The Typical Process for Learning to Read
When children are taught to read in their primary years of education, much emphasis is put into establishing a strong "phonemic awareness" - or, in other words, awareness of the sounds of letters and words.
This skill is certainly helpful if it can be achieved. However, students with Dyslexia will usually have difficulty with mastering phonetic instruction.
A typical dyslexic student will be more apt to identify with Whole Word Recognition process for reading, but may still not be successful with reading due to perceptual distortions and confusion based on lack of mastery with letters and abstract words.
How it works...

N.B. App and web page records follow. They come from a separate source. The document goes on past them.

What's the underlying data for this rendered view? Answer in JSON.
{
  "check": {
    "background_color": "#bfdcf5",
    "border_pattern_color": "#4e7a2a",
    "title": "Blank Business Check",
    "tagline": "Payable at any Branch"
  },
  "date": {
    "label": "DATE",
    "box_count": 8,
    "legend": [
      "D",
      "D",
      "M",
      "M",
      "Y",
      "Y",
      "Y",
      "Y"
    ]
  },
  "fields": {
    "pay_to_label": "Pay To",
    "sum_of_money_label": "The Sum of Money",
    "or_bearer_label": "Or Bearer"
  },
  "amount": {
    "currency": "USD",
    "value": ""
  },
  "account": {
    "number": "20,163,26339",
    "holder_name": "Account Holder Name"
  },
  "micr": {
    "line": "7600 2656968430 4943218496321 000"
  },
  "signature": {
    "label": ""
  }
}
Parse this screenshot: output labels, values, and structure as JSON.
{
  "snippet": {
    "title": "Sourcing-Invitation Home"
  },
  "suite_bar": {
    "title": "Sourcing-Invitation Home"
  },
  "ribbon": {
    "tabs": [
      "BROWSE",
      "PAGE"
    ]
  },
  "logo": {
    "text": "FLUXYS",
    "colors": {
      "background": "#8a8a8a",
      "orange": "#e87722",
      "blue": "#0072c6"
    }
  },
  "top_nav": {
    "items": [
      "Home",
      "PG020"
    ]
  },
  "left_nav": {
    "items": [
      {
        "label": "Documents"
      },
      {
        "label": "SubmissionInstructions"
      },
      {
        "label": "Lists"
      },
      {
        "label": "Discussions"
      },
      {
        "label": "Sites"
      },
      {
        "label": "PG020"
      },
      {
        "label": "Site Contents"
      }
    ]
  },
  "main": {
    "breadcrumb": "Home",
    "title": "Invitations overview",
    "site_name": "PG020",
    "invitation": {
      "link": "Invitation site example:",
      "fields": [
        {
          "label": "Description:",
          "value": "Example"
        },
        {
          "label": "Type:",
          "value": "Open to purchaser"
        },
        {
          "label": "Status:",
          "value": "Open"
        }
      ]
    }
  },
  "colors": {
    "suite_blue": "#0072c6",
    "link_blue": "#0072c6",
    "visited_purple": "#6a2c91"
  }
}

Schools generally spend a lot of time and energy in the early primary grades laying this foundation. For some children, phonics comes easily and they move into whole word recognition smoothly. For others, putting these sounds together is very difficult. There are several things which may impede them from applying what they have been taught:
New Chapter Learning can help resolve these problems and help smooth the transition towards whole word recognition and ultimately comprehension.
Whole Word Recognition
You may have seen this popular graphic circulating on social media sites. It is a great way to explain the idea of Whole Word Recognition while reading.
Ultimately, all successful readers use whole word recognition - ask book worms of all ages if they sound out each and every word and you will get very confused looks!
"No, I look at the word and just know what it says," is the common response.
Why? In the typical course of learning to read, the student will first learn phonics and eventually establish a "visual dictionary" of what the letter groups (words) look like and match those words to either the sound of the word, a picture of the meaning, or both.
At the whole word recognition stage of reading, phonics is only used to decode words that are unknown (not already in the visual dictionary).
Because dyslexics tend to look at words as objects from the beginning (essentially skipping the phonics stage), they become prone to identifying words by their shape, rather than "sounding out" the letters within them.
Without the phonetic foundation, however, looking at the shape of the word is not reliable and causes guessing, mistakes, and confusion.
The Davis® Three Steps to Easier Reading exercises provide our clients with fundamental skills that create certainty and prevent guessing. The Spell Reading, Sweep-Sweep-Spell, and Picture at Punctuation exercises were designed to improve left-right eye tracking, recognition of letter groups as words, and comprehension.
Of course, the whole purpose of reading is to comprehend! Understanding, remembering, and applying the information contained in the text is the end goal for every reader.
This is where the idea of "sight words" cause a breakdown for the Dyslexic reader.
What is a sight word? If we are to look at the implied meaning "sight word," it might be:
"You need to recognize this word by sight - but we are not going to tell you what it means!"
As picture thinkers, it stands to reason that dyslexic readers must have pictorial representation of the words they are reading. Given that 60% of any given paragraph is made up of abstract words like the, of, a, and, but, etc., it becomes easy to see how comprehension can be compromised. With no picture to process, sight words are simply blanks. No amount of rote memorization will change that fact.
This problem has a very simple solution, however: create a picture for the sight words!
New Chapter Learning teaches students how to create meaning for the sight words and interpret what they read by: